Pumpkin Seed Oil

We all know about the virtues of pumpkin pies and roasted seeds, but the pumpkin seed oil is the prize for me. Pumpkin seed oil is packed with everything you need for glowing skin. The seeds are cold pressed to obtain the oil that makes a dark green light oil with a slight nutty aroma. It is not a heavy oil like coconut oil and will therefore not clog your pores.

Benefits for the skin and hair

This powerhouse of an oil is packed with fatty acids, alpha hydroxyl acid, Vitamins A, C, E and zinc. These ingredients are all needed to boost collagen production, increase cell renewal that brighten and smooth the skin.
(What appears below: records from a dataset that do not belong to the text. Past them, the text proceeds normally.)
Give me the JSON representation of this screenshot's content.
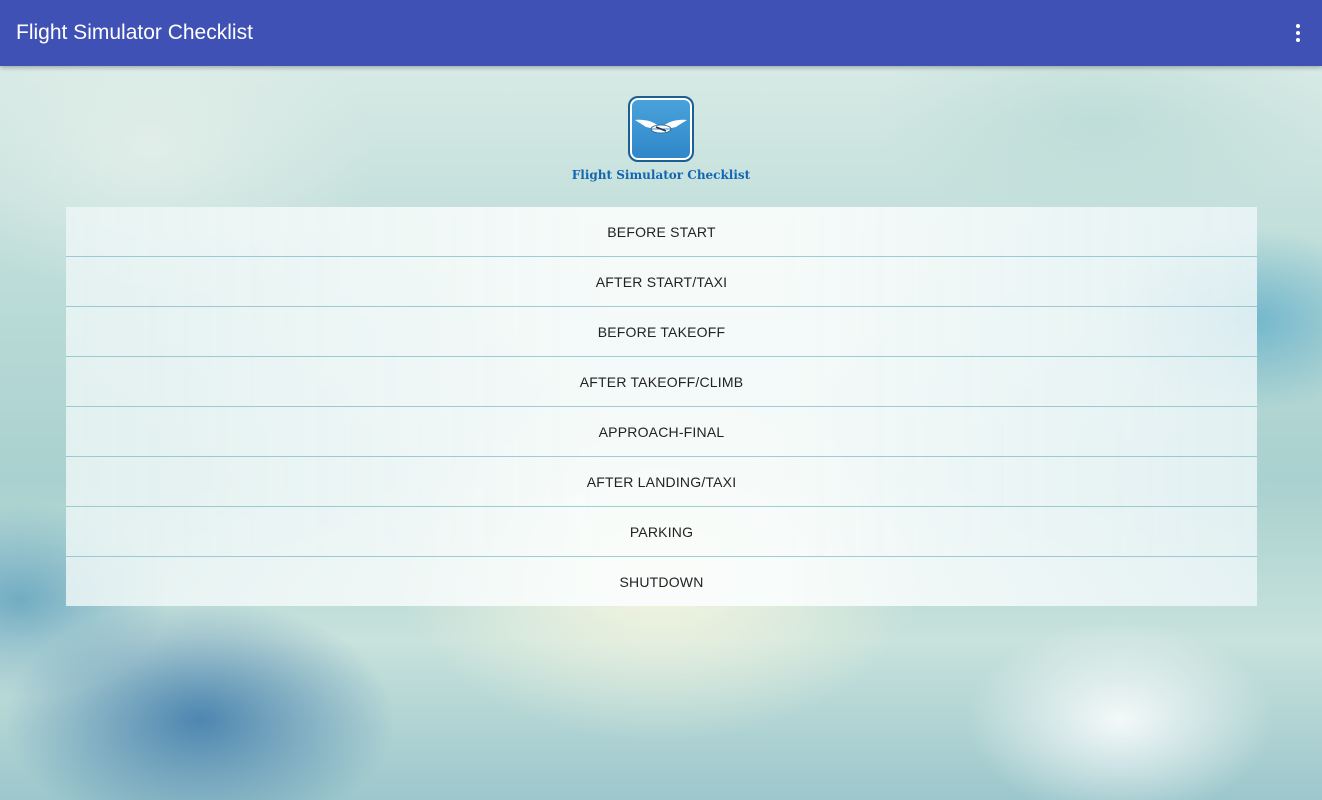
{
  "app_bar": {
    "title": "Flight Simulator Checklist",
    "overflow_icon": "more-vert-icon",
    "background_color": "#3f51b5"
  },
  "logo": {
    "icon": "winged-airplane-logo-icon",
    "text": "Flight Simulator Checklist",
    "text_color": "#1566b0"
  },
  "checklist": {
    "items": [
      {
        "label": "BEFORE START"
      },
      {
        "label": "AFTER START/TAXI"
      },
      {
        "label": "BEFORE TAKEOFF"
      },
      {
        "label": "AFTER TAKEOFF/CLIMB"
      },
      {
        "label": "APPROACH-FINAL"
      },
      {
        "label": "AFTER LANDING/TAXI"
      },
      {
        "label": "PARKING"
      },
      {
        "label": "SHUTDOWN"
      }
    ]
  }
}
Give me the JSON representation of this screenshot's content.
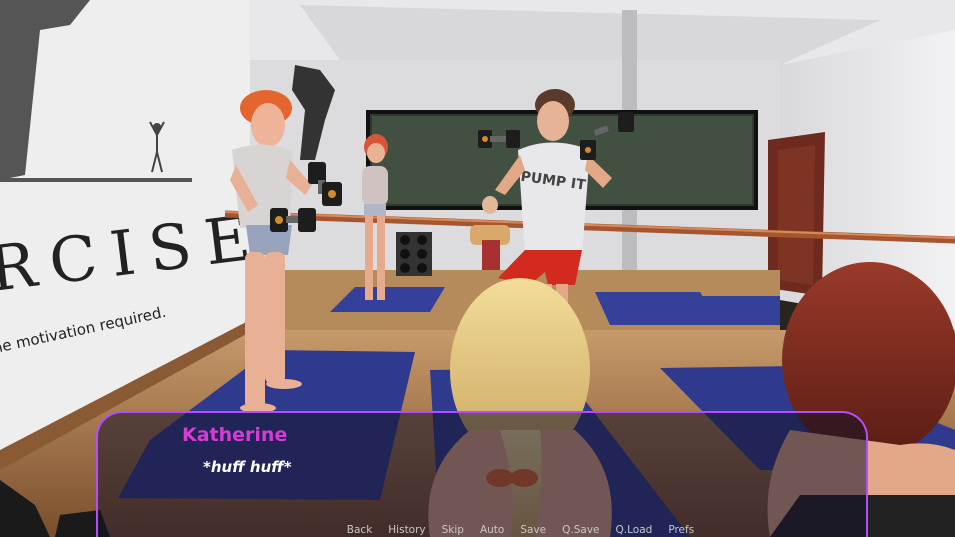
{
  "dialogue": {
    "speaker": "Katherine",
    "text": "*huff huff*"
  },
  "wall_sign": {
    "word": "RCISE",
    "tagline": "he motivation required."
  },
  "shirt_print": "PUMP IT",
  "quick_menu": [
    "Back",
    "History",
    "Skip",
    "Auto",
    "Save",
    "Q.Save",
    "Q.Load",
    "Prefs"
  ],
  "colors": {
    "dialogue_border": "#b44cff",
    "speaker_name": "#d43cd4",
    "dialogue_text": "#ffffff",
    "menu_text": "#c8c8c8"
  }
}
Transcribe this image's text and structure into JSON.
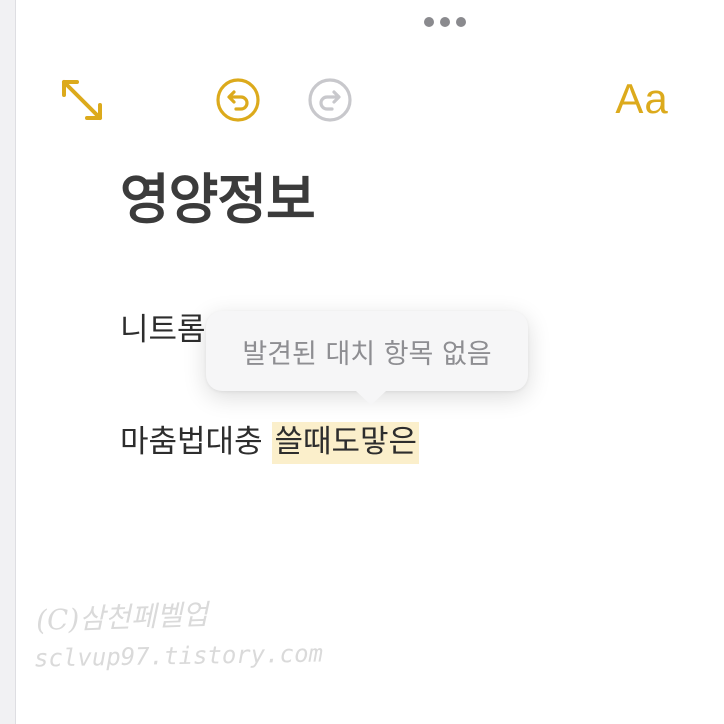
{
  "toolbar": {
    "more_icon": "ellipsis-handle-icon",
    "expand_icon": "expand-arrows-icon",
    "undo_icon": "undo-icon",
    "redo_icon": "redo-icon",
    "format_label": "Aa"
  },
  "note": {
    "title": "영양정보",
    "line1_text": "니트롬",
    "line2_text": "마춤법대충 ",
    "line2_highlight": "쓸때도맣은"
  },
  "popover": {
    "message": "발견된 대치 항목 없음"
  },
  "watermark": {
    "line1": "(C)삼천페벨업",
    "line2": "sclvup97.tistory.com"
  },
  "colors": {
    "accent": "#dcaa1c",
    "disabled": "#c8c8cc",
    "highlight": "#fbefcb",
    "text": "#2d2d2d"
  }
}
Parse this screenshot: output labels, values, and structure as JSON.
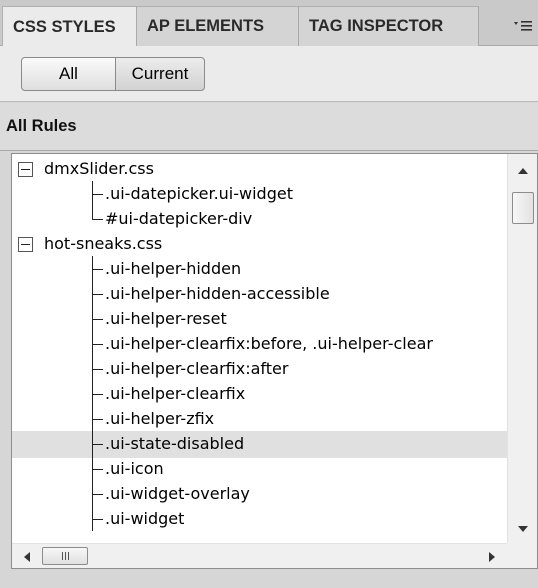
{
  "tabs": [
    {
      "label": "CSS STYLES",
      "active": true
    },
    {
      "label": "AP ELEMENTS",
      "active": false
    },
    {
      "label": "TAG INSPECTOR",
      "active": false
    }
  ],
  "toolbar": {
    "all_label": "All",
    "current_label": "Current"
  },
  "section": {
    "title": "All Rules"
  },
  "tree": [
    {
      "label": "dmxSlider.css",
      "type": "file"
    },
    {
      "label": ".ui-datepicker.ui-widget",
      "type": "rule"
    },
    {
      "label": "#ui-datepicker-div",
      "type": "rule",
      "last": true
    },
    {
      "label": "hot-sneaks.css",
      "type": "file"
    },
    {
      "label": ".ui-helper-hidden",
      "type": "rule"
    },
    {
      "label": ".ui-helper-hidden-accessible",
      "type": "rule"
    },
    {
      "label": ".ui-helper-reset",
      "type": "rule"
    },
    {
      "label": ".ui-helper-clearfix:before, .ui-helper-clear",
      "type": "rule"
    },
    {
      "label": ".ui-helper-clearfix:after",
      "type": "rule"
    },
    {
      "label": ".ui-helper-clearfix",
      "type": "rule"
    },
    {
      "label": ".ui-helper-zfix",
      "type": "rule"
    },
    {
      "label": ".ui-state-disabled",
      "type": "rule",
      "selected": true
    },
    {
      "label": ".ui-icon",
      "type": "rule"
    },
    {
      "label": ".ui-widget-overlay",
      "type": "rule"
    },
    {
      "label": ".ui-widget",
      "type": "rule"
    }
  ],
  "icons": {
    "panel_menu": "panel-options-menu-icon",
    "collapse": "collapse-minus-icon",
    "scroll_up": "scroll-up-arrow-icon",
    "scroll_down": "scroll-down-arrow-icon",
    "scroll_left": "scroll-left-arrow-icon",
    "scroll_right": "scroll-right-arrow-icon"
  },
  "colors": {
    "selected_row": "#e0e0e0",
    "active_tab": "#ebebeb"
  }
}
Research by the University of Maryland Medical Center has indicated that the oil is beneficial to hair and skin. Why? The omega 6 fatty acids are vital to help stimulate hair and skin growth. The vitamin E and omega 3 fatty acids are essential for hair growth. The oil can decrease the production of the enzyme, 5 alpha reductase, that is responsible for slowing hair growth.

Vitamin K in pumpkin seed oil is known to reduce swelling, healing and bruising after surgery. It is also applied to the skin to help with rosacea, acne and spider veins according to WebMD.  We love pumpkin seed oil so much that you can find it our nourishing body oil and body oil.

So the next time you carve that pumpkin or make pumpkin pie, keeps the seeds. 

Bergamot

Bergamot Origin

Bergamot has been used for hundreds of years by perfumers in Western Europe for its ability to mingle with other fragrances. Its medicinal history dates back to the 16th century when the Italians used the oil for fevers, as an antiseptic, for respiratory problems and skin ailments.

The tree has a curious history. Some say that the evergreen tree is a cross between an orange and lemon and others say it is a cross with a grapefruit. There are those who argue that it is native to Asia and others to Greece. Another legend is that Christopher Columbus took the tree to the Caribbean and elsewhere where it was used in voodoo to protect oneself against harm.

Whatever the history, it appears that the name came from Bergamo in Lombardy, Italy where it was first sold.  It is the Italians who have the largest production of bergamots. The Greeks attest that the name came from Turkish word meaning “the lord’s pear”.

Bergamot Essential Oil

The tree is relatively small, growing only to 13 feet. The small fruit itself is yellow when ripe and is sour and basically non-edible. It is the peel that is cold pressed to make the fruit. It takes approximately 100 bergamots to make 3 ounces of oil.

The components make it useful as an antifungal, anti-inflammatory and antidepressant  essential oil. It is known to be a rival of lavender essential when relaxing the mind.

The aroma is crisp, tart with a peppery spicy undertone. You can find bergamot essential oil in HollyBeth’s flourish roll on perfume, marigold bergamot dry oil, citrus cream and citrus spray.